A singlespeed commuter is really all most people need. 650b tires provide a smooth ride and for medium sized frames, they look well-balanced proportionately. Exra had a way of proclaiming his approach with frame design by not really saying anything. While this bike may seem very straight-forward, the details in the metalwork are what first caught my eye.
The chainguard is attached by two 5mm bolts that actually pass through the down and seat tubes. Then the guard itself is incredibly elegant, especially when matched with the White Industries ENO cranks.
Stainless lugs and raw steel tubes make up the frame’s materials, with a good amount of patina forming on the steel. It must be the salt in the air. Santa Barbara is coastal, you know. The rear rack is custom, with wooden planks, which even out the overall build, especially when compared to Ezra’s signature wooden handlebars.
In a lot of ways, this bike is void of ostentation, yet meticulously detailed. Something that seemed to spill over from Ezra’s personality onto everything he touched.
The Hunqapillar. A touring bike with massive clearances for mountain bike tires, tubing spec’d for off-road ripping (fully loaded) and a gorgeous green and cream paint job. Branded as a “Wooly Mammoth Bicycle”, this machine is meant to rip wakki 1-trakk and still make it to Poppi’s Pizza in time for a cold pint or a toke from the wizard’s pipe.
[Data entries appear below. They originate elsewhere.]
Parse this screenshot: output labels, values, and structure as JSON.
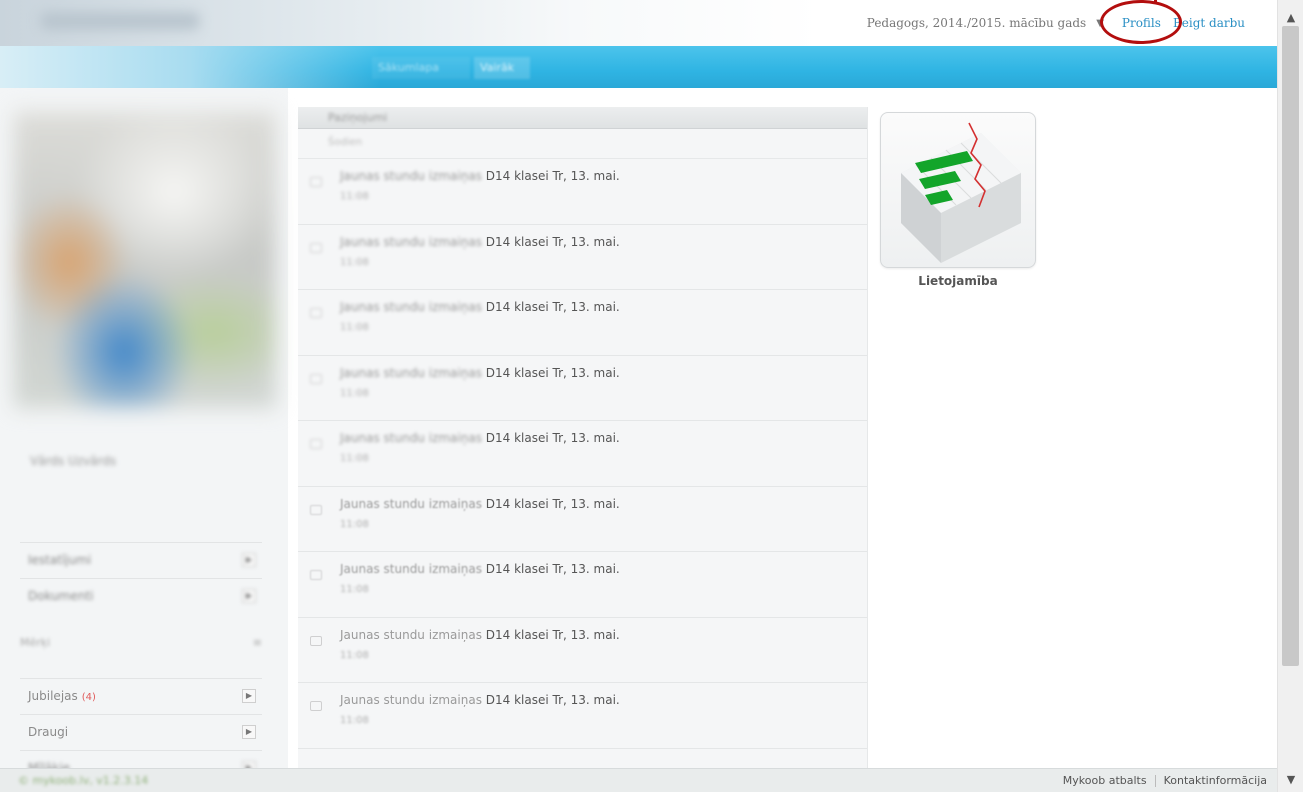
{
  "header": {
    "role_text": "Pedagogs, 2014./2015. mācību gads",
    "profile_label": "Profils",
    "logout_label": "Beigt darbu"
  },
  "nav": {
    "tabs": [
      "Sākumlapa",
      "Vairāk"
    ]
  },
  "sidebar": {
    "user_name": "Vārds Uzvārds",
    "items_top": [
      {
        "label": "Iestatījumi"
      },
      {
        "label": "Dokumenti"
      }
    ],
    "section_title": "Mērķi",
    "items_bottom": [
      {
        "label": "Jubilejas",
        "badge": "(4)"
      },
      {
        "label": "Draugi"
      },
      {
        "label": "Mīļākie"
      }
    ]
  },
  "feed": {
    "header": "Paziņojumi",
    "subheader": "Šodien",
    "items": [
      {
        "prefix": "Jaunas stundu izmaiņas",
        "suffix": " D14 klasei Tr, 13. mai.",
        "time": "11:08"
      },
      {
        "prefix": "Jaunas stundu izmaiņas",
        "suffix": " D14 klasei Tr, 13. mai.",
        "time": "11:08"
      },
      {
        "prefix": "Jaunas stundu izmaiņas",
        "suffix": " D14 klasei Tr, 13. mai.",
        "time": "11:08"
      },
      {
        "prefix": "Jaunas stundu izmaiņas",
        "suffix": " D14 klasei Tr, 13. mai.",
        "time": "11:08"
      },
      {
        "prefix": "Jaunas stundu izmaiņas",
        "suffix": " D14 klasei Tr, 13. mai.",
        "time": "11:08"
      },
      {
        "prefix": "Jaunas stundu izmaiņas",
        "suffix": " D14 klasei Tr, 13. mai.",
        "time": "11:08"
      },
      {
        "prefix": "Jaunas stundu izmaiņas",
        "suffix": " D14 klasei Tr, 13. mai.",
        "time": "11:08"
      },
      {
        "prefix": "Jaunas stundu izmaiņas",
        "suffix": " D14 klasei Tr, 13. mai.",
        "time": "11:08"
      },
      {
        "prefix": "Jaunas stundu izmaiņas",
        "suffix": " D14 klasei Tr, 13. mai.",
        "time": "11:08"
      }
    ]
  },
  "apps": {
    "tiles": [
      {
        "label": "Lietojamība",
        "icon": "bar-chart-icon"
      }
    ]
  },
  "footer": {
    "copyright": "© mykoob.lv, v1.2.3.14",
    "support_label": "Mykoob atbalts",
    "contact_label": "Kontaktinformācija"
  },
  "colors": {
    "accent_blue": "#2fb4e3",
    "link_blue": "#2a8fc4",
    "highlight_red": "#b30e0e",
    "bar_green": "#18a02b"
  }
}
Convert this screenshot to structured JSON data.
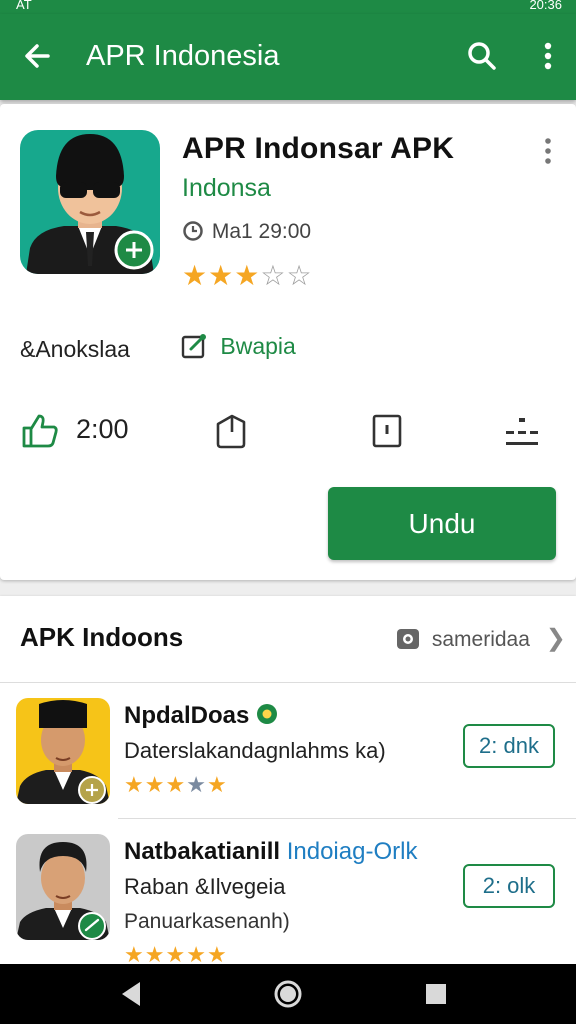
{
  "status_bar": {
    "left_text": "AT",
    "right_text": "20:36"
  },
  "app_bar": {
    "title": "APR Indonesia"
  },
  "app": {
    "title": "APR Indonsar APK",
    "developer": "Indonsa",
    "meta": "Ma1 29:00",
    "rating": 3,
    "rating_max": 5,
    "category": "&Anokslaa",
    "edit_label": "Bwapia",
    "likes": "2:00",
    "download_label": "Undu"
  },
  "section": {
    "title": "APK Indoons",
    "see_more": "sameridaa",
    "items": [
      {
        "name": "NpdalDoas",
        "developer": "",
        "subtitle": "Daterslakandagnlahms ka)",
        "subtitle2": "",
        "rating": 4,
        "size_label": "2: dnk"
      },
      {
        "name": "Natbakatianill",
        "developer": "Indoiag-Orlk",
        "subtitle": "Raban &Ilvegeia",
        "subtitle2": "Panuarkasenanh)",
        "rating": 5,
        "size_label": "2: olk"
      }
    ]
  },
  "colors": {
    "primary": "#1e8a45",
    "star": "#f5a623",
    "link": "#1f7ec2"
  },
  "icons": [
    "back-arrow-icon",
    "search-icon",
    "more-vert-icon",
    "clock-icon",
    "edit-icon",
    "thumb-up-icon",
    "share-icon",
    "bookmark-icon",
    "menu-icon",
    "camera-icon",
    "chevron-right-icon",
    "verified-badge-icon"
  ]
}
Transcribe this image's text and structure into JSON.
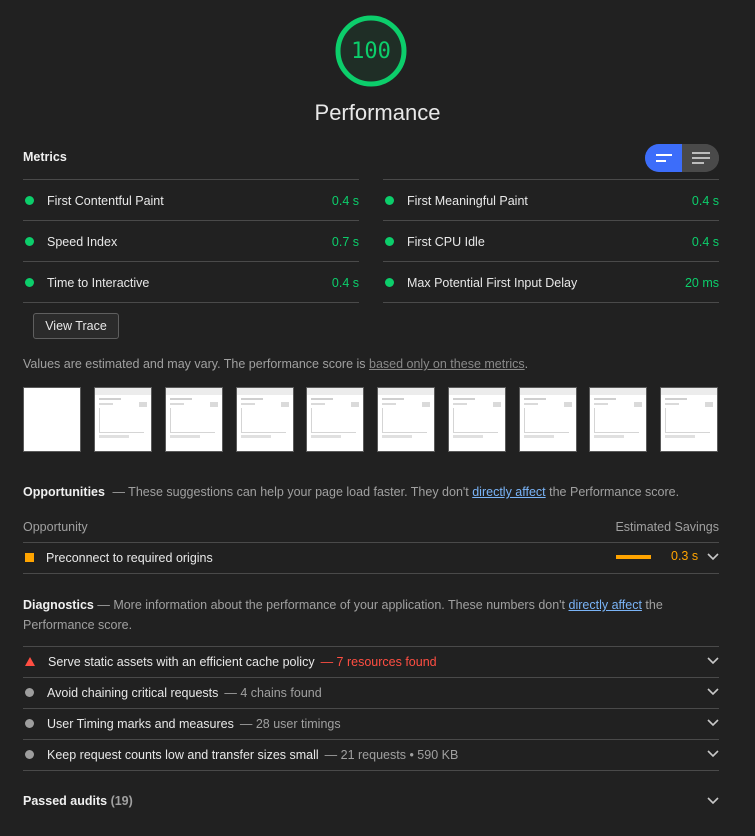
{
  "colors": {
    "pass": "#0cce6b",
    "average": "#ffa400",
    "fail": "#ff4e42",
    "accent": "#3c6dfa"
  },
  "score": {
    "value": "100",
    "title": "Performance"
  },
  "metrics": {
    "title": "Metrics",
    "items": [
      {
        "label": "First Contentful Paint",
        "value": "0.4 s"
      },
      {
        "label": "First Meaningful Paint",
        "value": "0.4 s"
      },
      {
        "label": "Speed Index",
        "value": "0.7 s"
      },
      {
        "label": "First CPU Idle",
        "value": "0.4 s"
      },
      {
        "label": "Time to Interactive",
        "value": "0.4 s"
      },
      {
        "label": "Max Potential First Input Delay",
        "value": "20 ms"
      }
    ],
    "toggle_icons": [
      "compact-view-icon",
      "expanded-view-icon"
    ],
    "view_trace": "View Trace",
    "disclaimer_text": "Values are estimated and may vary. The performance score is ",
    "disclaimer_link": "based only on these metrics",
    "disclaimer_end": "."
  },
  "filmstrip": {
    "frame_count": 10
  },
  "opportunities": {
    "title": "Opportunities",
    "desc": "— These suggestions can help your page load faster. They don't ",
    "link": "directly affect",
    "desc_end": " the Performance score.",
    "col_left": "Opportunity",
    "col_right": "Estimated Savings",
    "items": [
      {
        "label": "Preconnect to required origins",
        "value": "0.3 s"
      }
    ]
  },
  "diagnostics": {
    "title": "Diagnostics",
    "desc": "— More information about the performance of your application. These numbers don't ",
    "link": "directly affect",
    "desc_end": " the Performance score.",
    "items": [
      {
        "label": "Serve static assets with an efficient cache policy",
        "detail": "— 7 resources found",
        "status": "fail"
      },
      {
        "label": "Avoid chaining critical requests",
        "detail": "— 4 chains found",
        "status": "info"
      },
      {
        "label": "User Timing marks and measures",
        "detail": "— 28 user timings",
        "status": "info"
      },
      {
        "label": "Keep request counts low and transfer sizes small",
        "detail": "— 21 requests • 590 KB",
        "status": "info"
      }
    ]
  },
  "passed": {
    "label": "Passed audits",
    "count": "(19)"
  }
}
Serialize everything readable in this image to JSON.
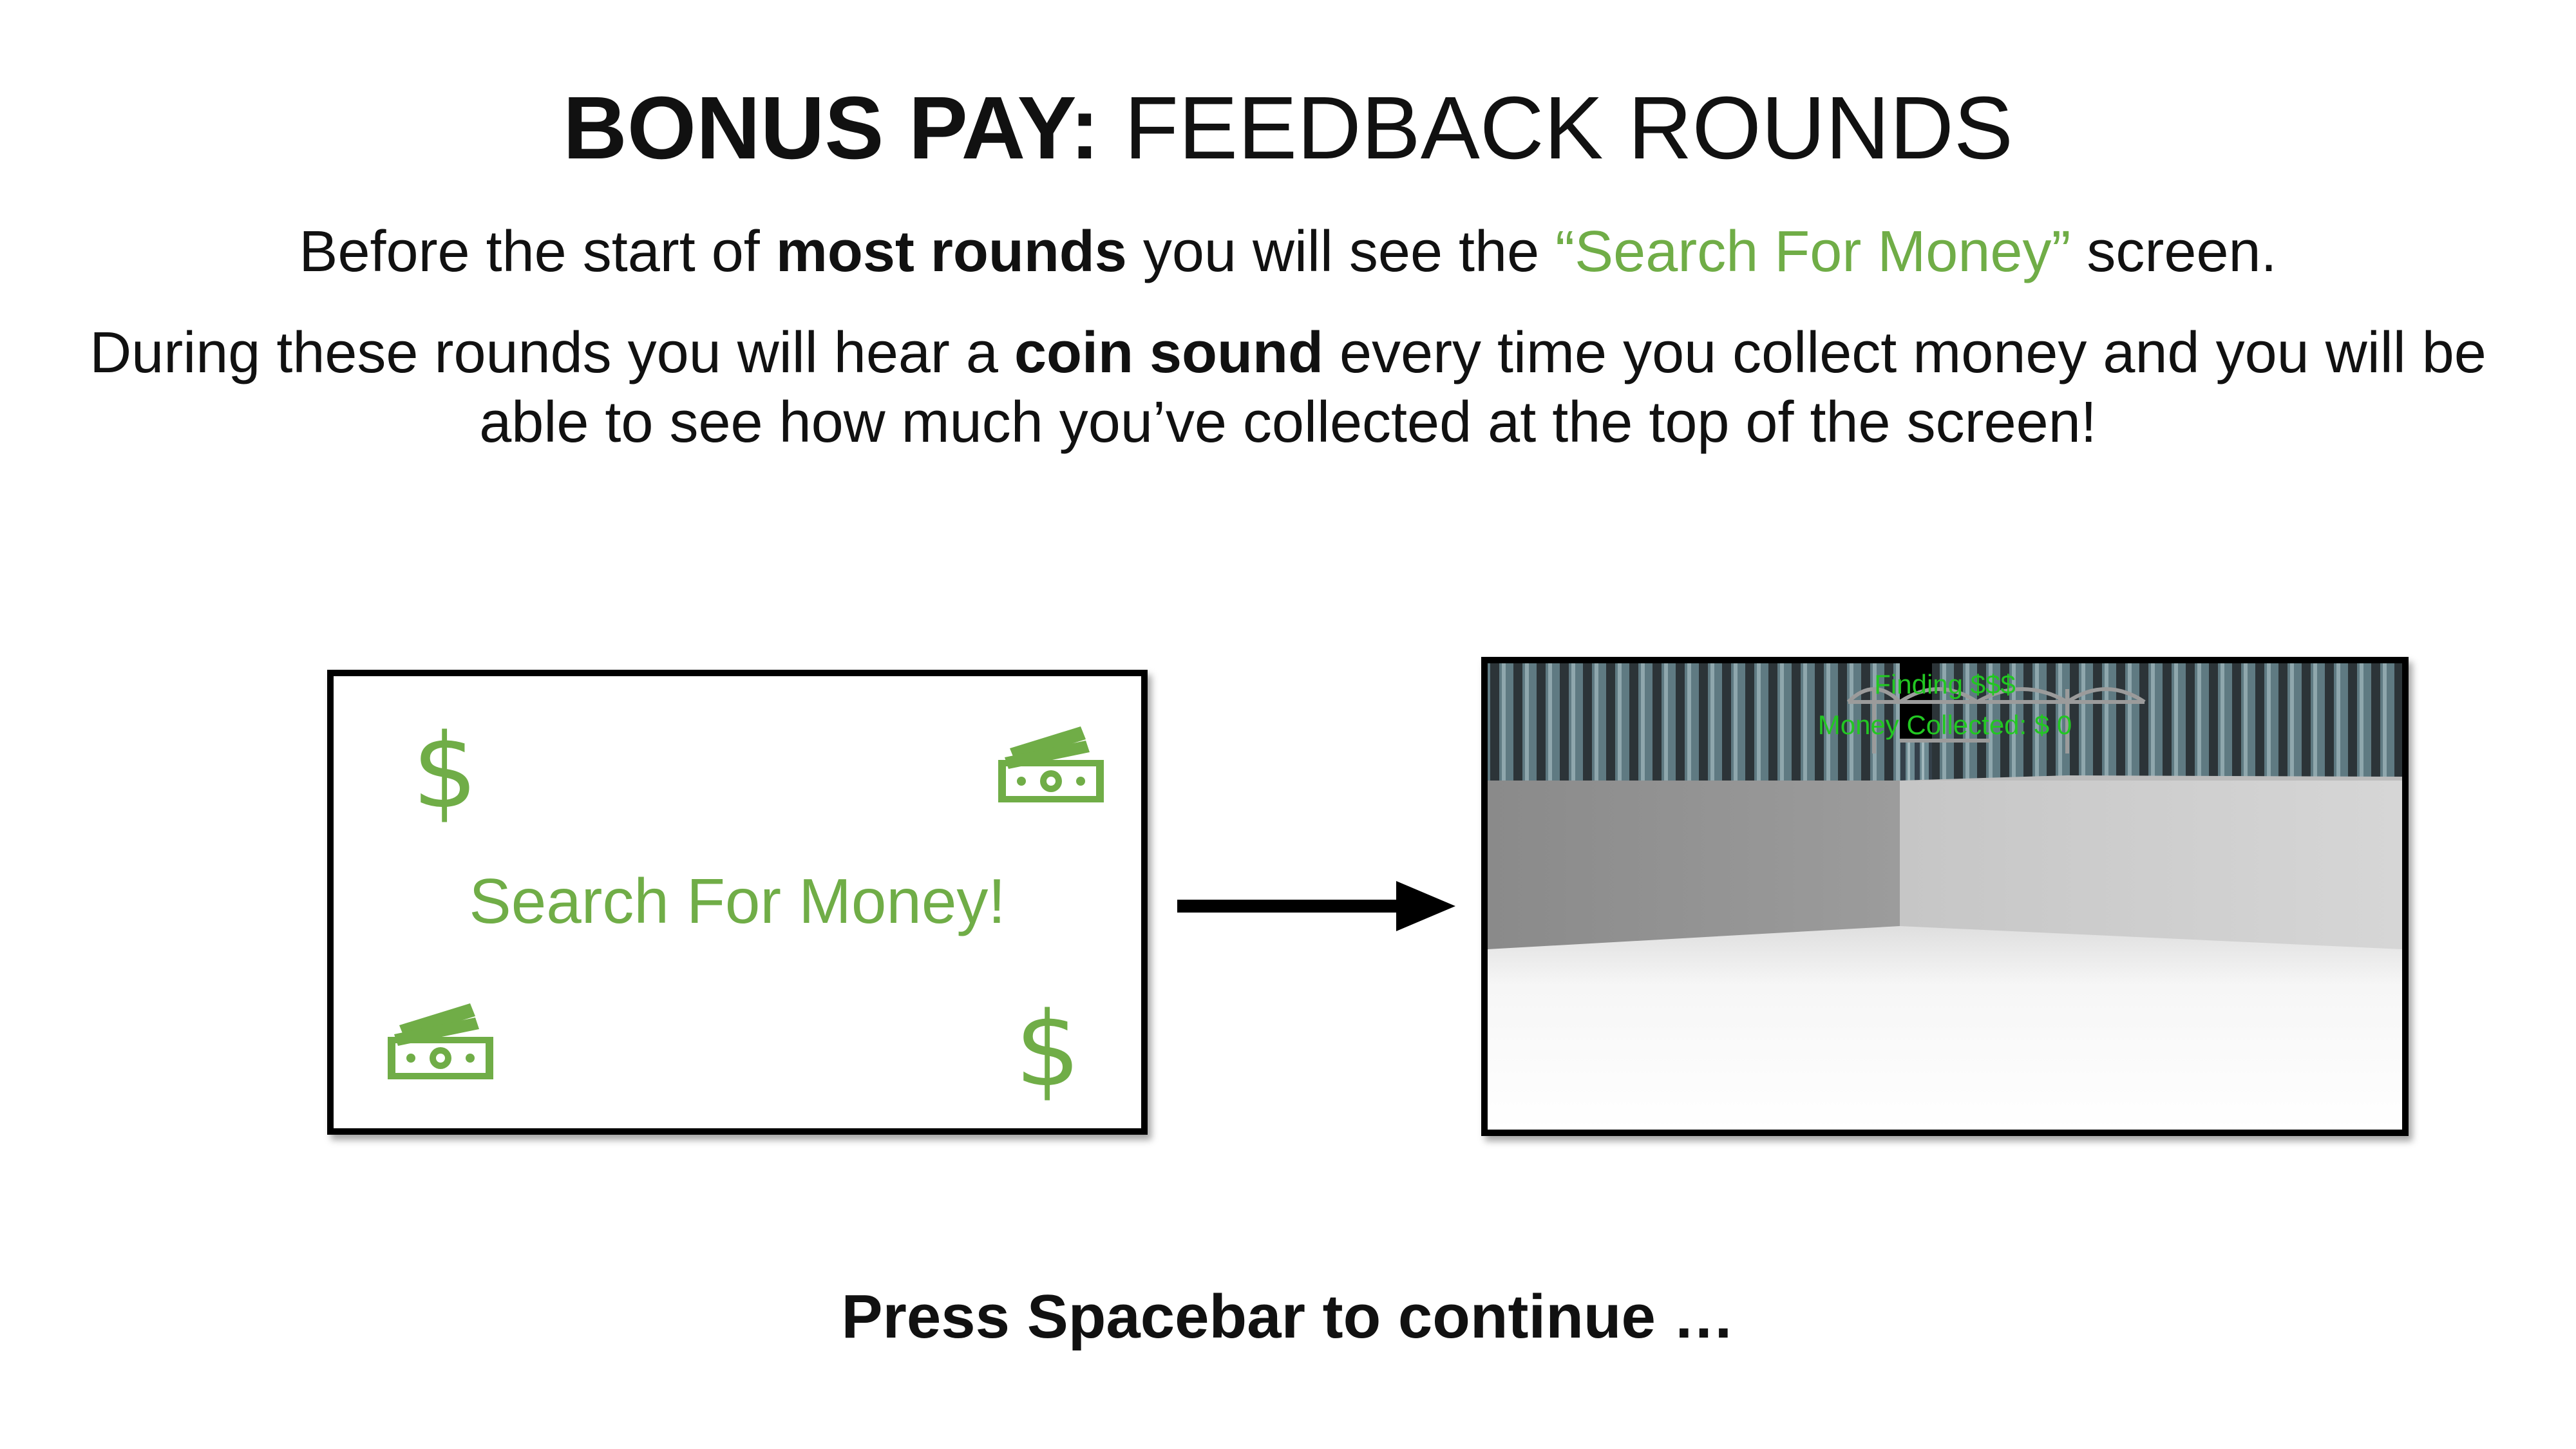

The girlfriend bike. Or in this case, the fiancé bike. It can be a tricky, slippery slope, especially when you’re kind of – ok really – obsessed with bicycles. When I bought this bike from Andy at FYXO last year, it came with a C-Record gruppo. Good for looking at, sucky for climbing hills – for Lauren anyway. We quickly found out that that 8-speed cassette didn’t have the gear range she needed to pedal up to Austin’s beautiful vistas…
This bike sat on my wall for about a year, collecting dust.
Even I was a bit skeptical about the ability for my Geekhouse Woodville to throw from a 50t to a 32t consistently, using White Industries’ VBC cranks. But more importantly, I was interested in seeing how the crank arms and rings would hold up to daily use. Well, the front derailleur still throws just fine and they haven’t shown much wear at all. Go figure.
With around 10 months of heavy use, as you can see, they’re still kicking and show very little ‘tooth decay’. There’s very little crank arm rub as well. My Woodville is primarily my around-town, errand getter, bar bike and my go-to ‘big fuckin rides’ vehicle of choice. It’s been camping, tackled the MSOJ and blasted through tons of 1-track.
I have to admit, these are some of my favorite cranks I’ve ever owned.
After receiving emails from people, asking to see updates on the drivetrain, I shot a few yesterday. Check out more below.